James Niiler, a sixth grade student at Rock Quarry Middle School in Tuscaloosa, won first place in the State Geographic Bee at Samford University Friday, April 9.

Niiler correctly answered the “Red Sea” to the question, “Jeddah is the port of the holy city of Mecca and is located on what body of water?” in the final round.

He received an all-expenses-paid trip to Washington, D.C., to represent Alabama in the national finals May 25-26, as well as a National Geographic Collegiate Atlas of the World and a $100 cash prize. He is the son of Luke and Sandy Niiler of Tuscaloosa.

Ben Powell, a sixth grader from Tuscaloosa Home Educators School in Tuscaloosa, finished second. The son of Mr. and Mrs. Patrick Powell received an atlas and $75.

Daniel Picard, a fifth grader from Riverchase Elementary School in Hoover, was third. The son of Lee and Michele Picard received an atlas and $50.

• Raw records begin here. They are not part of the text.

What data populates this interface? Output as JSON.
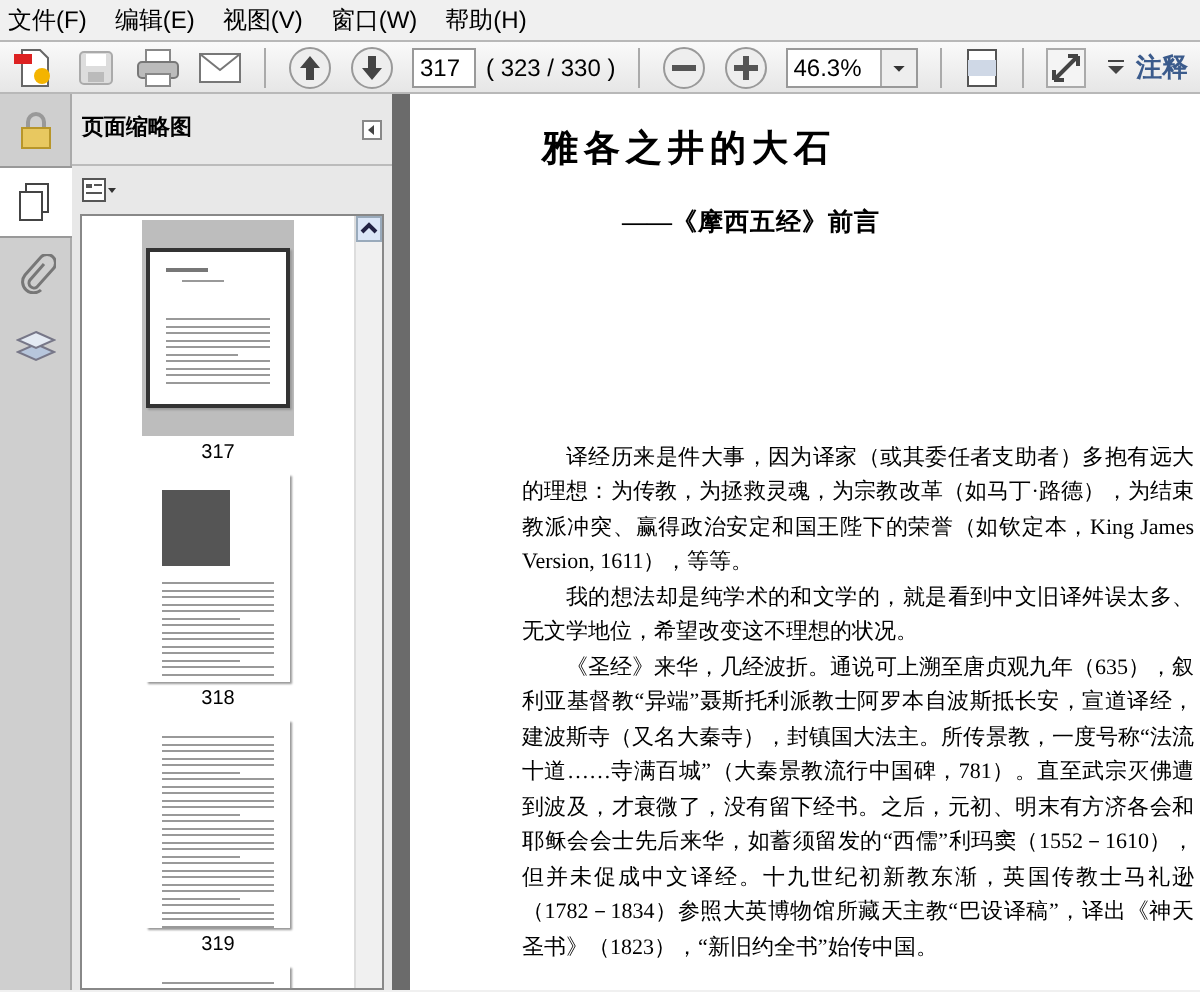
{
  "menu": [
    {
      "label": "文件(F)"
    },
    {
      "label": "编辑(E)"
    },
    {
      "label": "视图(V)"
    },
    {
      "label": "窗口(W)"
    },
    {
      "label": "帮助(H)"
    }
  ],
  "toolbar": {
    "page_number": "317",
    "page_count": "( 323 / 330 )",
    "zoom": "46.3%",
    "comment_label": "注释"
  },
  "sidebar": {
    "title": "页面缩略图",
    "tabs": [
      {
        "kind": "pages",
        "selected": true
      },
      {
        "kind": "attachments",
        "selected": false
      },
      {
        "kind": "layers",
        "selected": false
      }
    ],
    "thumbnails": [
      {
        "kind": "text",
        "label": "317",
        "selected": true
      },
      {
        "kind": "picture",
        "label": "318",
        "selected": false
      },
      {
        "kind": "text",
        "label": "319",
        "selected": false
      },
      {
        "kind": "text",
        "selected": false
      }
    ]
  },
  "document": {
    "title": "雅各之井的大石",
    "subtitle": "——《摩西五经》前言",
    "paragraphs": [
      "译经历来是件大事，因为译家（或其委任者支助者）多抱有远大的理想：为传教，为拯救灵魂，为宗教改革（如马丁·路德），为结束教派冲突、赢得政治安定和国王陛下的荣誉（如钦定本，King James Version, 1611），等等。",
      "我的想法却是纯学术的和文学的，就是看到中文旧译舛误太多、无文学地位，希望改变这不理想的状况。",
      "《圣经》来华，几经波折。通说可上溯至唐贞观九年（635），叙利亚基督教“异端”聂斯托利派教士阿罗本自波斯抵长安，宣道译经，建波斯寺（又名大秦寺），封镇国大法主。所传景教，一度号称“法流十道……寺满百城”（大秦景教流行中国碑，781）。直至武宗灭佛遭到波及，才衰微了，没有留下经书。之后，元初、明末有方济各会和耶稣会会士先后来华，如蓄须留发的“西儒”利玛窦（1552－1610），但并未促成中文译经。十九世纪初新教东渐，英国传教士马礼逊（1782－1834）参照大英博物馆所藏天主教“巴设译稿”，译出《神天圣书》（1823），“新旧约全书”始传中国。"
    ]
  }
}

Alabama’s top 100 geography students, all in grades four through eight, competed in Friday’s event. The competitors had qualified for the event after winning contests in their schools and placing among the top 100 scorers in the state on a test administered by National Geographic Society.
 
Samford is a leading Christian university offering undergraduate programs grounded in the liberal arts with an array of nationally recognized graduate and professional schools. Founded in 1841, Samford is the 87th-oldest institution of higher learning in the United States. The Wall Street Journal ranks Samford 1st nationally for student engagement and U.S. News & World Report ranks Samford 37th in the nation for best undergraduate teaching and 97th nationally for best value. Samford enrolls 5,758 students from 48 states and 22 countries in its 10 academic schools: arts, arts and sciences, business, divinity, education, health professions, law, nursing, pharmacy and public health. Samford fields 17 athletic teams that compete in the tradition-rich Southern Conference, and ranks 1st nationally for its Graduation Success Rate among all NCAA Division I schools.